I heard a radio program recently that was discussing zoonotic diseases - those shared between animals and humans - lyme disease being the most recognized among them. The person being interviewed described the factors that limit their spread. The most effective was the natural order attained by having diverse species inhabit a large area together. Predators limit the overpopulation of their prey, allowing a tenuous balance to be achieved  The diversity of wildlife on this farm is our most important asset in maintaining ecological stability. It is one thing to hear owls in the night, or observe coyotes stalking groundhogs, but it's another thing to find clear evidence of a predator with its prey. After taking some hay up to the cows, I was remarking to Garth about how you could see all the little mouse tracks swerving this way and that on top of the snow. Our eyes followed the meandering lines until we both noticed one path that was interrupted.

A large bird had caught sight of this rodent, swooped down, carving large streaks with its tail, and then, clutching the mouse with its talons, broke into flight again. I feel so happy to have these relationships playing out around us. It's my hope that our farming practices will do little to quell this activity and that we might live contentedly around the edges of this dynamic order. 

- Alanna

Thursday, January 3, 2013

Heirloom Turkeys in the New Year

The new year stretches ahead of us. 

This is the path worn through the snow by our cows. They use it to retreat from the wind once they've eaten their fill. It stretches to the very top of the hill where the forest beyond the fence cups the pasture at its side and blocks the brunt of the weather. I marvel at them every time I'm within view when they descend to the feeder. They follow each other tightly in single file along the ridge of the hill. We have nearly two feet of snow now, and cows know to conserve what energy they can through minimizing their efforts. We're doing the same - carving only necessary paths, going no further than we need to, and casting our minds forward as we sit comfortably indoors.

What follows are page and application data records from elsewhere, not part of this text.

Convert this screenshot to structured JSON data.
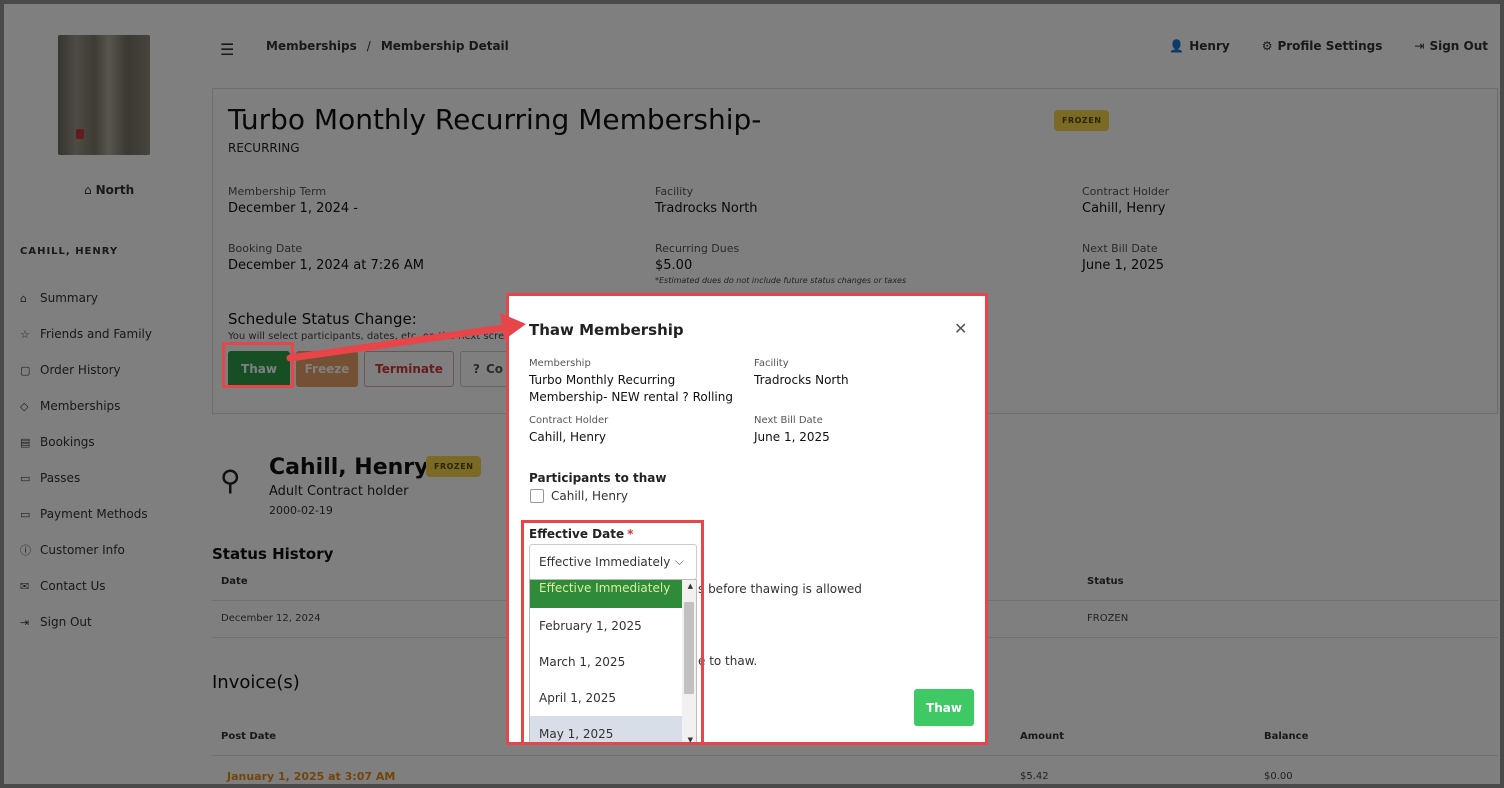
{
  "location": "North",
  "customer_name": "CAHILL, HENRY",
  "sidebar": {
    "items": [
      {
        "label": "Summary",
        "icon": "home-icon"
      },
      {
        "label": "Friends and Family",
        "icon": "star-icon"
      },
      {
        "label": "Order History",
        "icon": "bag-icon"
      },
      {
        "label": "Memberships",
        "icon": "tag-icon"
      },
      {
        "label": "Bookings",
        "icon": "calendar-icon"
      },
      {
        "label": "Passes",
        "icon": "ticket-icon"
      },
      {
        "label": "Payment Methods",
        "icon": "card-icon"
      },
      {
        "label": "Customer Info",
        "icon": "info-icon"
      },
      {
        "label": "Contact Us",
        "icon": "mail-icon"
      },
      {
        "label": "Sign Out",
        "icon": "signout-icon"
      }
    ]
  },
  "breadcrumb": {
    "first": "Memberships",
    "sep": "/",
    "current": "Membership Detail"
  },
  "topnav": {
    "user": "Henry",
    "profile": "Profile Settings",
    "signout": "Sign Out"
  },
  "membership": {
    "title": "Turbo Monthly Recurring Membership-",
    "subtitle": "RECURRING",
    "status": "FROZEN",
    "term_label": "Membership Term",
    "term_value": "December 1, 2024 -",
    "facility_label": "Facility",
    "facility_value": "Tradrocks North",
    "holder_label": "Contract Holder",
    "holder_value": "Cahill, Henry",
    "booking_label": "Booking Date",
    "booking_value": "December 1, 2024 at 7:26 AM",
    "dues_label": "Recurring Dues",
    "dues_value": "$5.00",
    "dues_note": "*Estimated dues do not include future status changes or taxes",
    "nextbill_label": "Next Bill Date",
    "nextbill_value": "June 1, 2025",
    "schedule_title": "Schedule Status Change:",
    "schedule_sub": "You will select participants, dates, etc. on the next screen",
    "buttons": {
      "thaw": "Thaw",
      "freeze": "Freeze",
      "terminate": "Terminate",
      "other": "Co"
    }
  },
  "person": {
    "name": "Cahill, Henry",
    "status": "FROZEN",
    "role": "Adult Contract holder",
    "dob": "2000-02-19"
  },
  "status_history": {
    "title": "Status History",
    "headers": {
      "date": "Date",
      "status": "Status"
    },
    "rows": [
      {
        "date": "December 12, 2024",
        "status": "FROZEN"
      }
    ]
  },
  "invoices": {
    "title": "Invoice(s)",
    "headers": {
      "post_date": "Post Date",
      "amount": "Amount",
      "balance": "Balance"
    },
    "rows": [
      {
        "post_date": "January 1, 2025 at 3:07 AM",
        "amount": "$5.42",
        "balance": "$0.00"
      }
    ]
  },
  "modal": {
    "title": "Thaw Membership",
    "membership_label": "Membership",
    "membership_value": "Turbo Monthly Recurring Membership- NEW rental ? Rolling",
    "facility_label": "Facility",
    "facility_value": "Tradrocks North",
    "holder_label": "Contract Holder",
    "holder_value": "Cahill, Henry",
    "nextbill_label": "Next Bill Date",
    "nextbill_value": "June 1, 2025",
    "participants_label": "Participants to thaw",
    "participant": "Cahill, Henry",
    "effective_label": "Effective Date",
    "required_mark": "*",
    "effective_selected": "Effective Immediately",
    "options": [
      "Effective Immediately",
      "February 1, 2025",
      "March 1, 2025",
      "April 1, 2025",
      "May 1, 2025"
    ],
    "hint1": "s before thawing is allowed",
    "hint2": "e to thaw.",
    "thaw_button": "Thaw"
  },
  "colors": {
    "thaw_green": "#2e9e4a",
    "freeze_orange": "#e8a36a",
    "terminate_red": "#d03a3a",
    "frozen_badge": "#f4d44b",
    "annotation_red": "#e8454b",
    "selected_option": "#2f8a3a"
  }
}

Among our many ambitions for the coming year, raising heritage turkeys is high on the list. We haven't decided firmly on a breed yet, but we intend to raise an heirloom bird on pasture, one that might actually fly away from us if it cared to. Initially, we thought of raising a set number of birds and randomly offering a few of them for sale when the time came to the first bidder. But Normandy had the brilliance to suggest that we inform people of our intentions ahead of time, and then raise as many birds as we have the interest for. Granted, we don't yet have full command of the details (what the poults will cost, the grain expense, and these finer points will certainly contribute to the final price per pound). But a few things are certain: these turkeys will be truly free ranging in our pasture with our cow herd - they will be fed organic grain (although they will also be fed any number of garden scraps and roots we harvest for them - meaning that they will feast on the full compliment that nature/nurture has to offer) - and that we will care for them with the respect that sentient beings deserve (including a humane slaughter by own own hands). If you are interested in purchasing one or more of these birds from us, send an email directly to We will respond shortly with all the details, including discounts for pre-orders, that may influence whether or not you want to commit to this. If a number of people in a given location (say, Bryn Athyn) express interest, we would absolutely make a specific trip to deliver those turkeys fresh. On the off chance that more people express interest than we feel comfortable accommodating, we will determine priority by the order in which we receive e-mails. 

We hope you are enjoying some reflection on the past year and casting your hopes for the one to come like seeds into good ground.